Our government can no longer afford to hide behind such dangerously bland phrases as "let the process work." The status quo that Mr. Harper so dearly loves is most definitely not working for Omar Khadr. It is even more disturbing that the current government has refused to act while America’s version of "legal proceedings" is underway; our federal authorities instead stress a desire to see that "justice is done" in Khadr’s case. What justice? Even U.S. critics have voiced doubt that their own country’s military commissions do not meet international legal standards of justice and humanitarian consideration.
Canada, once upheld as a champion in advocating for human rights in situations of international conflict, officially upholds that no child combatant should ever face a military tribunal. It has played a key role in the rehabilitation of child soldiers, such as those abused and exploited in Sierra Leone, Colombia, Sri Lanka and many other countries. This kind of principle cannot waver now, when the life of a Canadian child is in question — especially after the welcome news that newly inaugurated U.S. President Barack Obama plans to close the Guantanamo Bay detention camp.

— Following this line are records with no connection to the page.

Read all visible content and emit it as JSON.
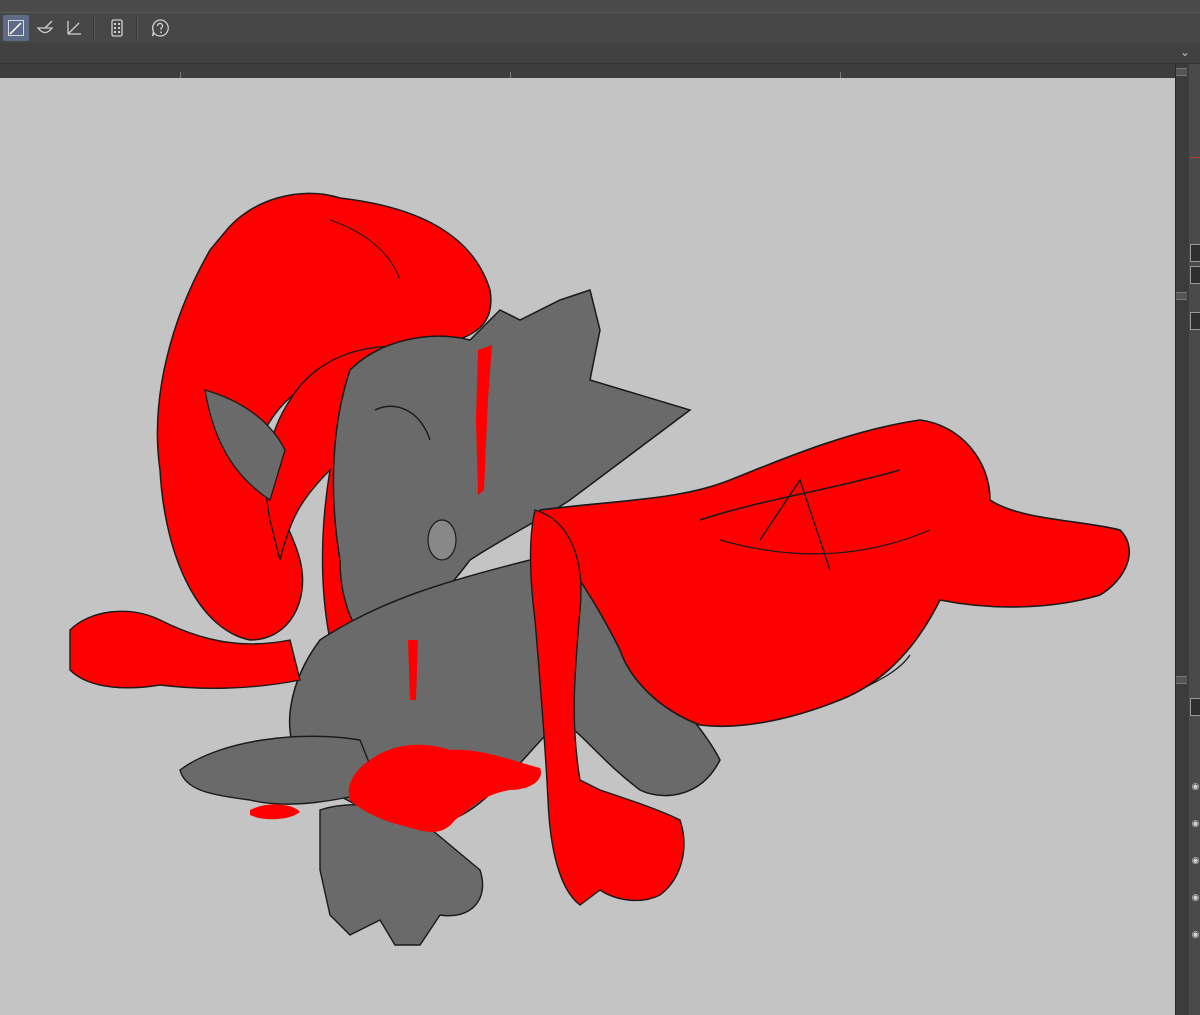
{
  "toolbar": {
    "tools": [
      {
        "icon": "select-arrow-icon",
        "active": true
      },
      {
        "icon": "bowl-brush-icon",
        "active": false
      },
      {
        "icon": "angle-ruler-icon",
        "active": false
      },
      {
        "icon": "mobile-device-icon",
        "active": false
      },
      {
        "icon": "help-bubble-icon",
        "active": false
      }
    ],
    "active_color": "#5d6b88"
  },
  "subbar": {
    "chevron_icon": "chevron-down-icon"
  },
  "canvas": {
    "background_color": "#c4c4c4",
    "fill_red": "#ff0000",
    "fill_gray": "#6a6a6a",
    "line_color": "#1a1a1a"
  },
  "right_panel": {
    "eye_icons": [
      "eye-icon",
      "eye-icon",
      "eye-icon",
      "eye-icon",
      "eye-icon"
    ]
  }
}
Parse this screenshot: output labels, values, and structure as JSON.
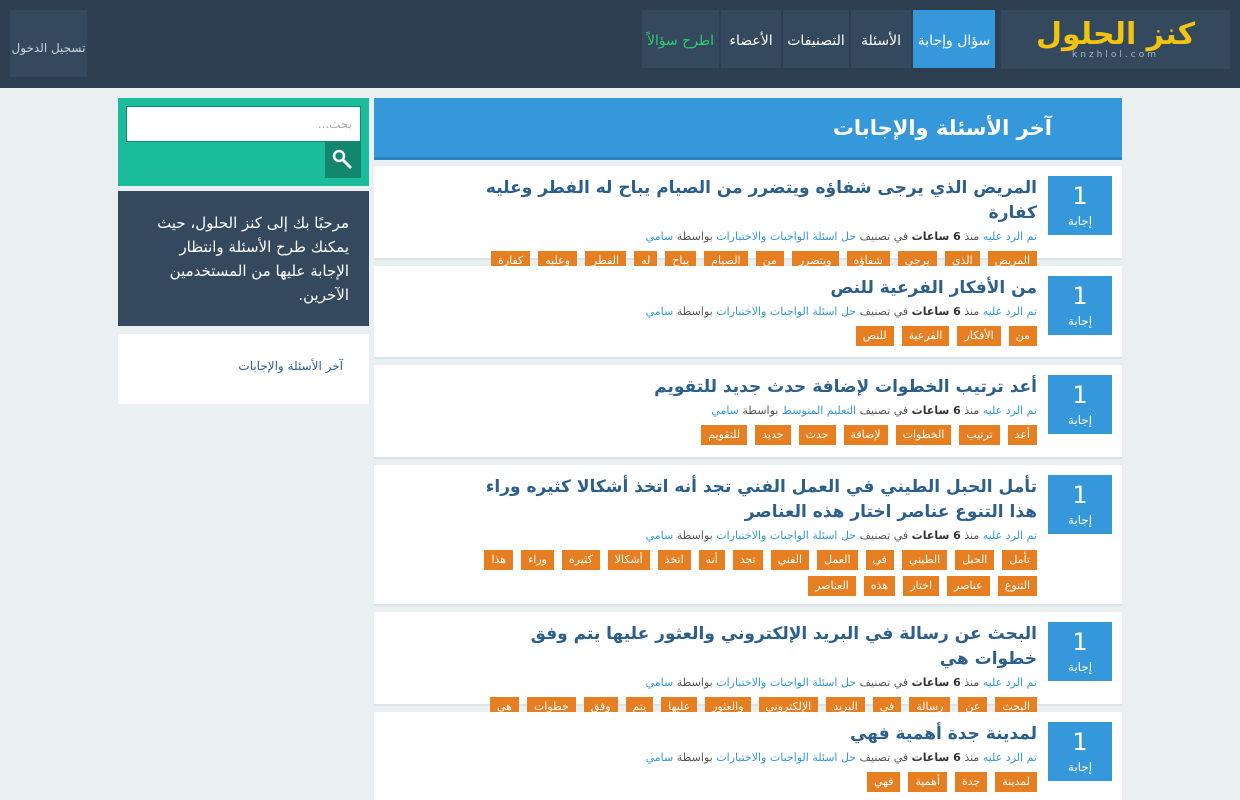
{
  "header": {
    "logo_main": "كنز الحلول",
    "logo_sub": "knzhlol.com",
    "nav": [
      {
        "label": "سؤال وإجابة",
        "icon": "qa-icon",
        "glyph": ""
      },
      {
        "label": "الأسئلة",
        "icon": "questions-icon",
        "glyph": ""
      },
      {
        "label": "التصنيفات",
        "icon": "categories-icon",
        "glyph": ""
      },
      {
        "label": "الأعضاء",
        "icon": "users-icon",
        "glyph": ""
      },
      {
        "label": "اطرح سؤالاً",
        "icon": "ask-icon",
        "glyph": ""
      }
    ],
    "login": {
      "label": "تسجيل الدخول",
      "glyph": ""
    },
    "colors": {
      "bar": "#2c3e50",
      "button": "#34495e",
      "active": "#3498db",
      "ask": "#2ecc71",
      "logo": "#f1c40f"
    }
  },
  "main": {
    "title": "آخر الأسئلة والإجابات",
    "rss_glyph": "",
    "questions": [
      {
        "count": "1",
        "count_label": "إجابة",
        "title": "المريض الذي يرجى شفاؤه ويتضرر من الصيام يباح له الفطر وعليه كفارة",
        "meta": {
          "answered": "تم الرد عليه",
          "since": "منذ",
          "time": "6 ساعات",
          "in_cat": "في تصنيف",
          "category": "حل اسئلة الواجبات والاختبارات",
          "by": "بواسطة",
          "user": "سامي"
        },
        "tags": [
          "المريض",
          "الذي",
          "يرجى",
          "شفاؤه",
          "ويتضرر",
          "من",
          "الصيام",
          "يباح",
          "له",
          "الفطر",
          "وعليه",
          "كفارة"
        ]
      },
      {
        "count": "1",
        "count_label": "إجابة",
        "title": "من الأفكار الفرعية للنص",
        "meta": {
          "answered": "تم الرد عليه",
          "since": "منذ",
          "time": "6 ساعات",
          "in_cat": "في تصنيف",
          "category": "حل اسئلة الواجبات والاختبارات",
          "by": "بواسطة",
          "user": "سامي"
        },
        "tags": [
          "من",
          "الأفكار",
          "الفرعية",
          "للنص"
        ]
      },
      {
        "count": "1",
        "count_label": "إجابة",
        "title": "أعد ترتيب الخطوات لإضافة حدث جديد للتقويم",
        "meta": {
          "answered": "تم الرد عليه",
          "since": "منذ",
          "time": "6 ساعات",
          "in_cat": "في تصنيف",
          "category": "التعليم المتوسط",
          "by": "بواسطة",
          "user": "سامي"
        },
        "tags": [
          "أعد",
          "ترتيب",
          "الخطوات",
          "لإضافة",
          "حدث",
          "جديد",
          "للتقويم"
        ]
      },
      {
        "count": "1",
        "count_label": "إجابة",
        "title": "تأمل الحبل الطيني في العمل الفني تجد أنه اتخذ أشكالا كثيره وراء هذا التنوع عناصر اختار هذه العناصر",
        "meta": {
          "answered": "تم الرد عليه",
          "since": "منذ",
          "time": "6 ساعات",
          "in_cat": "في تصنيف",
          "category": "حل اسئلة الواجبات والاختبارات",
          "by": "بواسطة",
          "user": "سامي"
        },
        "tags": [
          "تأمل",
          "الحبل",
          "الطيني",
          "في",
          "العمل",
          "الفني",
          "تجد",
          "أنه",
          "اتخذ",
          "أشكالا",
          "كثيره",
          "وراء",
          "هذا",
          "التنوع",
          "عناصر",
          "اختار",
          "هذه",
          "العناصر"
        ]
      },
      {
        "count": "1",
        "count_label": "إجابة",
        "title": "البحث عن رسالة في البريد الإلكتروني والعثور عليها يتم وفق خطوات هي",
        "meta": {
          "answered": "تم الرد عليه",
          "since": "منذ",
          "time": "6 ساعات",
          "in_cat": "في تصنيف",
          "category": "حل اسئلة الواجبات والاختبارات",
          "by": "بواسطة",
          "user": "سامي"
        },
        "tags": [
          "البحث",
          "عن",
          "رسالة",
          "في",
          "البريد",
          "الإلكتروني",
          "والعثور",
          "عليها",
          "يتم",
          "وفق",
          "خطوات",
          "هي"
        ]
      },
      {
        "count": "1",
        "count_label": "إجابة",
        "title": "لمدينة جدة أهمية فهي",
        "meta": {
          "answered": "تم الرد عليه",
          "since": "منذ",
          "time": "6 ساعات",
          "in_cat": "في تصنيف",
          "category": "حل اسئلة الواجبات والاختبارات",
          "by": "بواسطة",
          "user": "سامي"
        },
        "tags": [
          "لمدينة",
          "جدة",
          "أهمية",
          "فهي"
        ]
      }
    ]
  },
  "sidebar": {
    "search_placeholder": "بحث...",
    "welcome": "مرحبًا بك إلى كنز الحلول، حيث يمكنك طرح الأسئلة وانتظار الإجابة عليها من المستخدمين الآخرين.",
    "link": "آخر الأسئلة والإجابات",
    "link_glyph": ""
  }
}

PM Harper is obliged, more than ever, to adhere to the contract he signed on being installed as our national leader, to do all possible "to protect the lives, rights, interests, and property of Canadian citizens … when these are endangered or ignored in the territory of a foreign state." Mr. Harper has a remarkable opportunity to take action to defend Omar Khadr’s rights and give him the opportunity of rehabilitation in Canada, especially in light of significant changes in U.S. policy with respect to Guantanamo Bay.
How many times — it must be hundreds by now — must our Prime Minister and federal government be reminded that Omar Khadr is a Canada’s citizen too?
As our head of government at home and worldwide, Mr. Harper is legally responsible for coming to Omar Khadr’s aid without further delays or excuses. All necessary steps should be taken with the U.S. government to ensure Khadr’s repatriation so that his case can be dealt with in Canada by competent, independent and impartial authorities.
If Mr. Harper does not follow through on the values he fought for during the last election, Canada risks further erosion of its good reputation as a nation that can still act with integrity. Ignoring this obligation would be a disastrous choice in these troubling times.
Mr. Harper: Being silent now is no longer a legitimate and rational option!